Electricity generation from the Indian Point Energy Center (IPEC) nuclear plant, located north of New York City, is capable of being replaced predominantly with renewable energy and energy-efficiency resources at a reasonable cost, according to new findings from utility industry research firm Synapse Energy Economics Inc.
The report, released by the Natural Resources Defense Council (NRDC) and Riverkeeper, analyzes various energy and capacity scenarios for replacing the electricity production from the “aging and problem-plagued” IPEC when it is retired.
In January, New York Gov. Andrew M. Cuomo and Attorney General Eric Schneiderman, along with Riverkeeper, announced an agreement with Entergy to close one unit of the 2 GW Indian Point plant, located 35 miles from midtown Manhattan, by April 2020 and the second by April 2021.
Nearly 20 million people live and work within 50 miles of IPEC, which supplies electricity to the greater New York City area and has a long history of “operational, safety and environmental problems,” according to NRDC and Riverkeeper.
As long as appropriate policies and transmission upgrades are established, the report says, New York can rely mostly on energy efficiency and renewable energy resources to replace the plant, which generates roughly 16 TWh of energy annually. Specifically, the renewable energy would come from onshore wind, solar photovoltaics and eventually offshore wind.
The report, “Clean Energy for New York: Replacement Energy and Capacity Resources for the Indian Point Energy Center Under New York Clean Energy Standard (CES),” says effectively scaling up renewable energy under New York State’s already adopted 50%-by-2030 CES, as well as adopting policies to increase energy efficiency investments in the state’s buildings, is critical to replacing the plant’s two units with clean energy.
Synapse Energy’s Bob Fagan, lead report author, says, “The report is a comprehensive update of an October 2012 analysis looking at the same replacement options, but this one incorporates the many market and policy trends that have arisen over the past four years.”

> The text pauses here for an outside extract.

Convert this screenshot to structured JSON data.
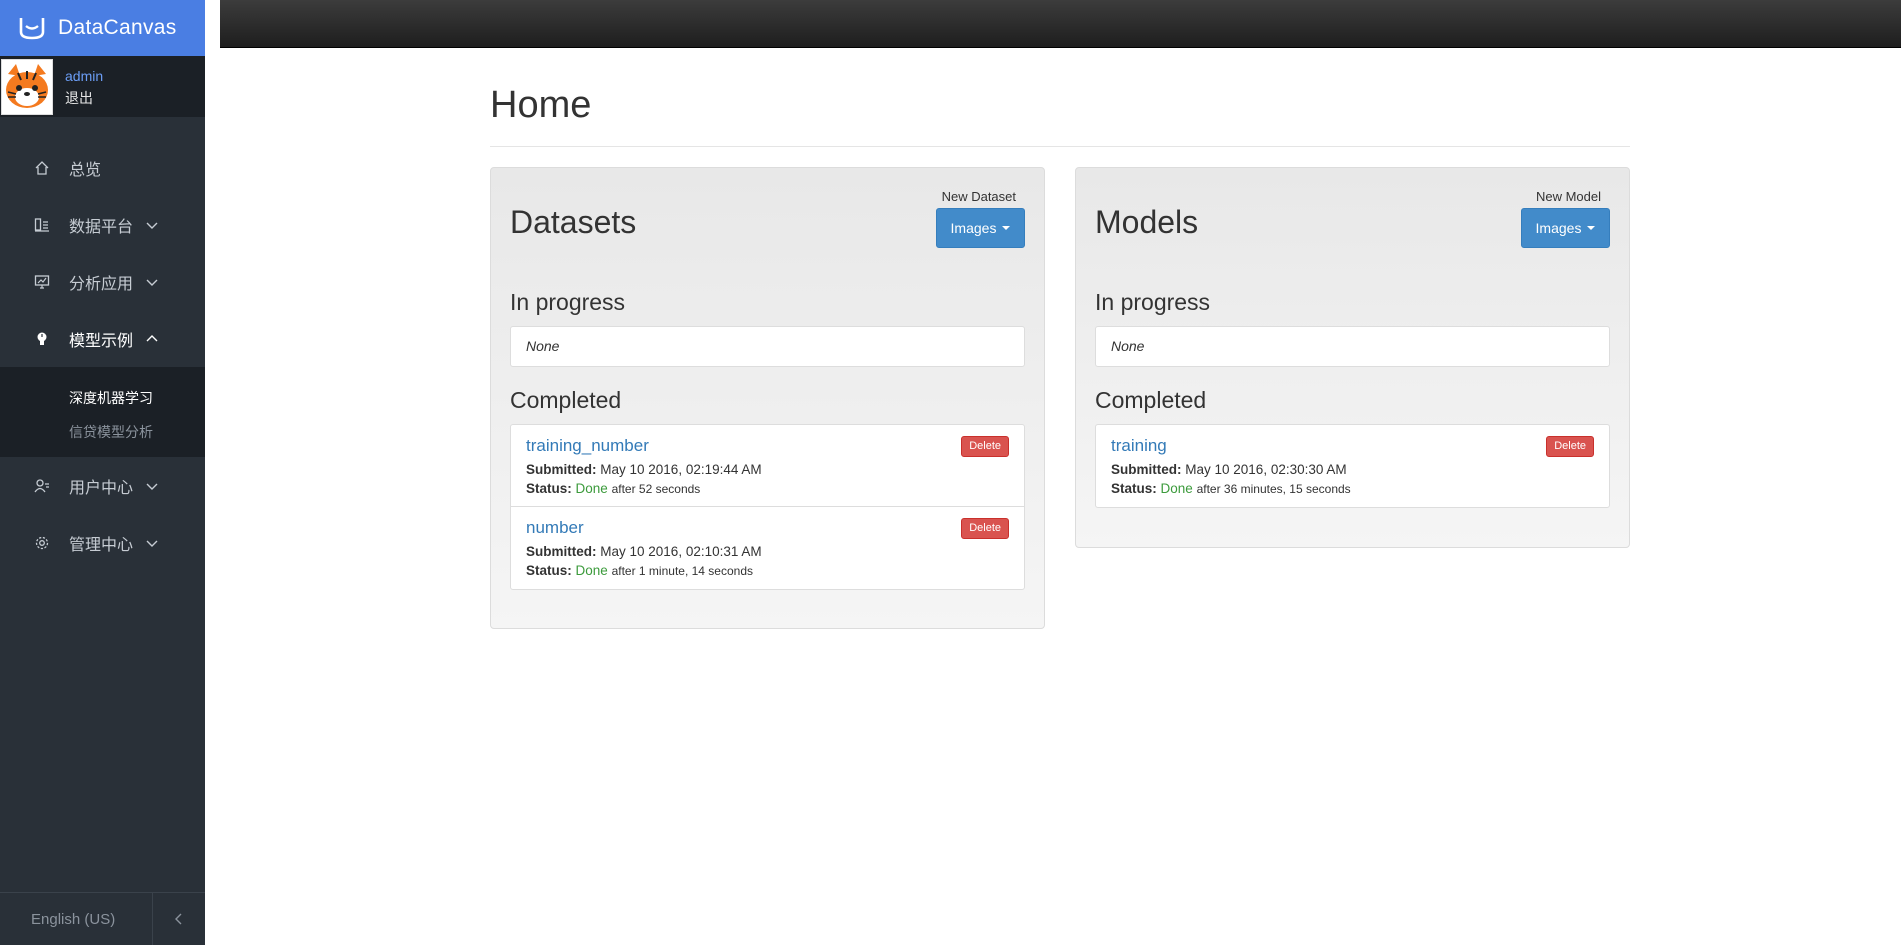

This includes, he says, upgrades to transmission infrastructure; the “plummeting costs” of wind and solar energy; and a “marked expansion” of energy efficiency resources and distributed energy generation, such as rooftop solar power.
“We examined six scenarios,” he continues, “and there is no doubt that with the right policies in place, Indian Point can be replaced with low-carbon options.”
According to NRDC and Riverkeeper, the portfolio of clean energy outlined in the report is expected to have a very small impact on consumer costs over the 2016-2030 time frame. Specifically, the report claims, the Indian Point retirement will add less than 1% to overall wholesale electric system costs; retail price impacts would be smaller because wholesale costs are, on average, less than 50% of the average residential bill.
In all six scenarios for replacing IPEC, carbon emissions decline through the 2030 CES time frame. The greatest emissions reductions are realized with higher levels of energy efficiency investments, combined with the construction of the Champlain Hudson Express transmission line, delivering 1 GW of hydropower from Quebec to New York City.
The report says effective implementation of the state’s 50%-by-2030 renewables initiative under the CES will drive a major build-out of utility-scale and distributed solar, as well as land-based and offshore wind, in the coming years. Combined with the necessary scaling-up of energy efficiency and a more nimble grid, this reduces the reliance on traditional, base-load energy sources that have to run 24/7 – unlike variable renewable resources, the report explains.
Under aggressive – but cost-effective and potentially attainable – increases in energy efficiency beyond the levels assumed in the new CES, all of the consumption met by IPEC’s electricity generation could be met by more efficient energy use alone by 2023, the report adds.
“Recent transmission improvements – coupled with energy efficiency gains, cheaper renewables and lower demand estimates – show that New York is already on its way to a reliable, affordable, clean energy future,” comments Paul Gallay, president of Riverkeeper. “This report shows that when Indian Point closes in 2021, that power can be replaced entirely with clean sources, as long as we take advantage of the additional renewable energy and efficiency options available to us. This is a huge opportunity for New York. We’ll have plenty energy to keep the lights on – even on the hottest days – and New Yorkers won’t face big increases in electric bills.”
The full report can be found here.